Disuse is a potent inducer of muscle atrophy, but the molecular mechanisms driving this loss of muscle mass are highly debated. In particular, the extent to which disuse triggers decreases in protein synthesis or increases in protein degradation, and whether these changes are uniform across muscles or influenced by age is unclear. We aimed to determine the impact of disuse on protein synthesis and protein degradation in lower limb muscles of varied function and fiber type in adult and old rats. Alterations in protein synthesis and degradation were measured in the soleus, medial gastrocnemius (MG), and tibialis anterior (TA) muscles of adult and old rats subjected to hindlimb unloading (HU) for 3, 7 or 14 days. Loss of muscle mass was progressive during the unloading period, but highly variable (-9 to -38%) across muscle types and between ages. Protein synthesis decreased significantly in all muscles except for the old TA. MuRF1, MAFbx, and FOXO1 expression significantly increased in all muscles, but increases in proteasome and cathepsin L activity were only observed in the adult soleus. These results show that in response to unloading, a decrease in protein synthesis was apparent in all muscles, but varied in amount between muscles. Increases in protein degradation occurred primarily in predominantly slow-twitch extensor muscles, resulting in greater loss of muscle mass. Additionally, atrophy-associated gene expression showed only sporadic correlation with protein degradation; thus increased expression of so-called atrogenes is not a reliable surrogate for dynamic measures of protein degradation.

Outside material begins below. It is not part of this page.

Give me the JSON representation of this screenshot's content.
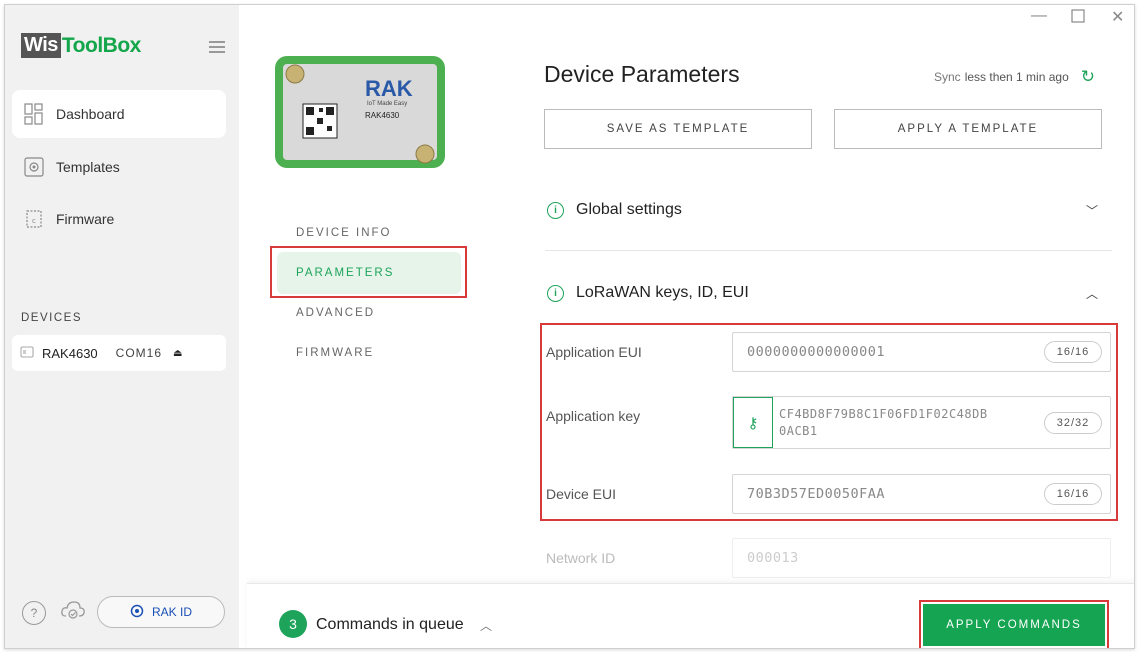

- muscle atrophy
- Copyright © 2016, Journal of Applied Physiology